The cortical bone trajectory (CBT) screw technique yields effective mechanical and clinical results, improving the holding screw strength with a less invasive exposure. Accurate and safe screw placement is crucial. A patient-specific drill template with a preplanned trajectory was considered a promising solution; however, it is critical to assess the efficacy and safety of this technique. This study aims to evaluate the accuracy of patient-specific computed tomography (CT)-based rapid prototype drill guide templates for the CBT technique. CT scanning was performed in 7 cadaveric thoracolumbar spines, and a 3-dimensional reconstruction model was generated. By using computer software, we constructed drill templates that fit onto the posterior surface of thoracolumbar vertebrae with drill guides to match the CBT. In total, 80 guide templates from T11 to L5 were created from the computer models by using rapid prototyping. The drill templates were used to guide the drilling of CBT screws without any fluoroscopic control, and CT images were obtained after fixation. The entry point and direction of the planned and inserted screws were measured and compared. In total, 80 screws were inserted from T11 to L5. No misplacement or bony perforation was observed on postoperative CT scan. The patient-specific prototype template system showed the advantage of safe and accurate cortical screw placement in the thoracolumbar spine. This method showed its ability to customize the patient-specific trajectory of the spine, based on the unique morphology of the spine. The potential use of drill templates to place CBT screws is promising.

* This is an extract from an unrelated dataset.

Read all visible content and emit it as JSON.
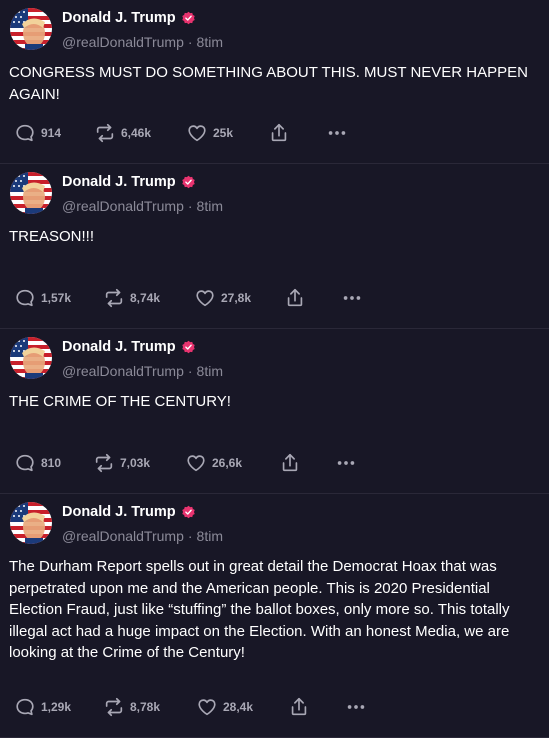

*College of Medicine, Konyang University, Daejeon
§Changwon Fatima Hospital, Changwon
∥College of Medicine, Yonsei University, Seoul
‡Department of Orthopedic Surgery, Chungnam National University, School of Medicine, Daejeon, South Korea
†Department of Orthopaedic Surgery, Emory University, Atlanta, GA
Supported in part by Konyang University Myunggok Research Fund 2015.
The authors declare that they have nothing to disclose.
For reprint requests, or additional information and guidance on the techniques described in the article, please contact Yougun Won, MD, at ; or by mail at Department of Orthopaedic Surgery, Konyang University College of Medicine. You may inquire whether the author(s) will agree to phone conferences and/or visits regarding these techniques.